As for the actual competition, the Samsung Galaxy S5 is a natural rival, and one that finally matches Sony's water-proof design. It also boasts a new ISOCELL camera sensor with phase detection autofocus, a fingerprint scanner and hear-rate monitor. At around 150 less, this is an impressive package that only doesn't look as hot.

Samsung Galaxy S5
Samsung Galaxy S5

The one that does, HTC One (M8), makes a questionable choice of camera tech and isn't water-proof, pretty much equal elsewhere. It is about 100 cheaper than the Xperia Z3.

HTC One (M8)
HTC One (M8)

If a 1080p screen is not enough, the LG G3 offers a massive 5.5" display of QHD resolution and a similar Snapdragon 801 chipset. Its 13MP camera with laser-assisted autofocus and optical image stabilization is really capable, but the Optimus launcher might not be everyone's cup of tea. The 32GB version of the LG G3 with 3GB of RAM costs as much as an Xperia Z3, while the 16GB flavor with 2GB of RAM is about 150 cheaper.
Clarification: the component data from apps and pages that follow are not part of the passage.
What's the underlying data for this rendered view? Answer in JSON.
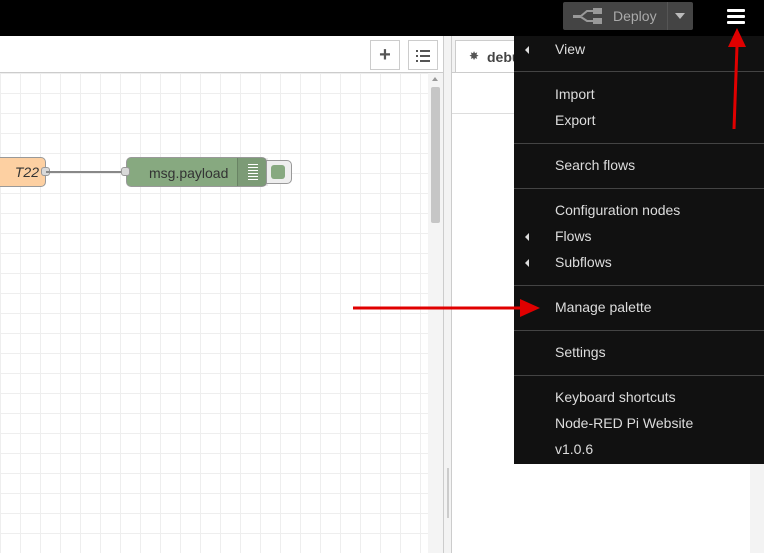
{
  "header": {
    "deploy_label": "Deploy"
  },
  "workspace": {
    "add_flow_symbol": "+",
    "nodes": [
      {
        "label": "T22",
        "color": "#fdd0a2"
      },
      {
        "label": "msg.payload",
        "color": "#87a980"
      }
    ]
  },
  "sidebar": {
    "tab_label": "debu"
  },
  "menu": {
    "sections": [
      [
        {
          "label": "View",
          "submenu": true
        }
      ],
      [
        {
          "label": "Import",
          "submenu": false
        },
        {
          "label": "Export",
          "submenu": false
        }
      ],
      [
        {
          "label": "Search flows",
          "submenu": false
        }
      ],
      [
        {
          "label": "Configuration nodes",
          "submenu": false
        },
        {
          "label": "Flows",
          "submenu": true
        },
        {
          "label": "Subflows",
          "submenu": true
        }
      ],
      [
        {
          "label": "Manage palette",
          "submenu": false
        }
      ],
      [
        {
          "label": "Settings",
          "submenu": false
        }
      ],
      [
        {
          "label": "Keyboard shortcuts",
          "submenu": false
        },
        {
          "label": "Node-RED Pi Website",
          "submenu": false
        },
        {
          "label": "v1.0.6",
          "submenu": false
        }
      ]
    ]
  },
  "colors": {
    "header_bg": "#000000",
    "menu_bg": "#111111",
    "annotation_arrow": "#e00000"
  },
  "icons": [
    "deploy-icon",
    "caret-down-icon",
    "hamburger-menu-icon",
    "list-icon",
    "bug-icon",
    "submenu-arrow-icon"
  ]
}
Oppo makes a stand with a pair of flagships, the Find 7a and its QHD-screened sibling, Find 7. Both have large 5.5" displays, Snapdragon 801 chipsets and solid 13MP cameras. Oppo is charging 399 for the 1080p Find 7a and an extra 100 for the Find 7 - and it seems like a reasonable deal.

Oppo Find 7a Oppo Find 7
Oppo Find 7a Oppo Find 7

Finally, the brand new Apple iPhone 6 Plus is probably the only one that costs more - and among the few that can rival the Xperia line on looks. It features a 5.5-inch display of 1080p resolution, making it quite bigger, but even slimmer at just 7mm (not counting the camera hump, of course). The bigger iPhone offers optical image stabilization in the camera and a fingerprint scanner against Sony's water-proof design.

Apple iPhone 6 Plus
Apple iPhone 6 Plus

Overall, Sony's timing for the Xperia Z3 pair is spot on if they're trying to make a statement that they don't fear Apple. Our gut feeling is the Z3 Compact just might do better against the iPhone 6, the full-size Xperia Z3 struggling against the 6 Plus. The late arrival compared to the major Android flagships, whose premium features (fingerprint scanners, QHD screens) it fails to match, could possibly raise questions too.

Sony probably have it all figured out, with a holiday season sale that can possibly do wonders for the Xperia Z3 - giving the company a good deal of publicity right on time for the Xperia Z4 announcement at CES or MWC early next year.